In thermodynamics, the true expansion of a liquid with a change in temperature, allowing for the expansion of the container holding the liquid in calculating this measurement.
absolute glaucoma (s) (noun), absolute glaucomas (pl)
Blindness that results from the increased pressure in the eyes and damage to the optic nerves: Although the composer was diagnosed with absolute glaucoma, she was determined it would not end her career.

Craig was afflicted with absolute glaucoma during the final years of his life.

absolute humidity (s), absolute humidities (pl) (noun forms)
A statement about humidity that describes the mass of water vapor present in relation to the unit volume of space that it occupies; usually, expressed in grams per cubic meter.
absolute permeability (s) (noun), absolute permeabilities (pl)
A measurement of the capability of a fluid to flow through a rock formation when the formation is at complete saturation: Nancy learned at school that oil, gas, or even water can pass in and out of a hard mineral matter when it is totally drenched.
absolute volt (s) (noun), absolute volts (pl)
The potential difference necessary to produce a current of one ampere through an electric circuit with a resistance of one ohm (unit of electrical resistance): Because the production of absolute current and voltage must equal mechanical power, experiments that realize the absolute volt involve mechanical effects and are inherently difficult, usually requiring many years to complete.
absolutely (adverb) (not comparable)
Totally, definitely, beyond doubt, and without question: Iron is absolutely necessary for the production of many products.

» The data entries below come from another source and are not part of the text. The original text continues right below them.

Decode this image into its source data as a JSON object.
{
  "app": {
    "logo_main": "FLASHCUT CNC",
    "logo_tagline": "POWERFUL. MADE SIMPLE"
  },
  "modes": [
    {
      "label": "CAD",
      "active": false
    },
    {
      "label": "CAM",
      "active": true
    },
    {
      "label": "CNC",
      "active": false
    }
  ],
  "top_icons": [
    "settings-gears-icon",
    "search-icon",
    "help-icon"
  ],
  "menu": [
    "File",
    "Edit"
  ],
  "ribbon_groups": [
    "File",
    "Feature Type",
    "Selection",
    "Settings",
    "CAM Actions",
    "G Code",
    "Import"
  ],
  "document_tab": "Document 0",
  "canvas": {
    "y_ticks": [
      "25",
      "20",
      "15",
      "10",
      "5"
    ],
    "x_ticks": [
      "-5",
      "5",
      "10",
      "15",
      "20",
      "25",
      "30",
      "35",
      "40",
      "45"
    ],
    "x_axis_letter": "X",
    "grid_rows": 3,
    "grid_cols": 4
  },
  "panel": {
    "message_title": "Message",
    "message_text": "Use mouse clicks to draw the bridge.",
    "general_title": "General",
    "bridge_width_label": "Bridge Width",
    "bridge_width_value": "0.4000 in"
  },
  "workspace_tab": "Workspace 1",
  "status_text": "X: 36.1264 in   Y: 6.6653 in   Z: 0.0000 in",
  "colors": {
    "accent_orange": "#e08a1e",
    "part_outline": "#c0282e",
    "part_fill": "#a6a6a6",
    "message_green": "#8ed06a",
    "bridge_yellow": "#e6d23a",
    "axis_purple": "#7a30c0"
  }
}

Susan asked, "Eugene, are you absolutely sure that we are on the right road and that we are not absolutely lost?"

Victor and Martin are absolutely opposed to the idea of making any additional changes.

absolutely essential (adverb/adjective) (not comparable)
Referring to something that is totall vital and important: Because Virginia wanted to become a German citizen, it was absolutely essential for her to have her original documents on hand for the immigration process.
absolutely necessary
absoluteness (s) (noun)
1. A value or principle that is regarded as universally valid or which may be viewed without relation to other things: "The absoluteness of good and evil are presented as issues which exist without being dependent on anything else."
2. An independence, completeness, and the state of being subject to no extraneous restrictions or controls; being positive and perfect.
absolution (ab" suh LOO shuhn) (s) (noun), absolutions (pl)
1. Forgiveness of sin, guilt, or blame; a declaration that frees a person from guilt or punishment for sin: The priest gave absolution to church members which always made the parishioners feel a great deal better.
2. Release from a duty or promise; a discharge: The soldier obtained absolution from the charges made by a fellow soldier.
absolve (uhb ZOLV, uhb SOLV) (verb), absolves; absolved; absolving
1. To officially state that someone is free of any blame or responsibility in a particular matter: Mr. Johnson, the lawyer, could not get the court to absolve his client of responsibility for the accident.

Because new evidence had been discovered, Rick, the defendant, was absolved of the criminal charge.

2. To forgive someone, especially for a religious or moral fault: Mary asked the priest to please absolve her of her sins.
3. To relieve a person of some kind of requirement or obligation: The court absolved Ernest of the responsibility of any further repayments of the loan.

At the board meeting that day, they agreed that they would be absolving the company of any charges of misdeeds.

Bert was absolved of having to pay his partner's debts.

4. Etymology: from Latin ab-, "from" + solvere, "to loosen".
To set free from consequences of doing something.
© ALL rights are reserved.

Go to this Word A Day Revisited Index
for a list of additional Mickey Bach illustrations.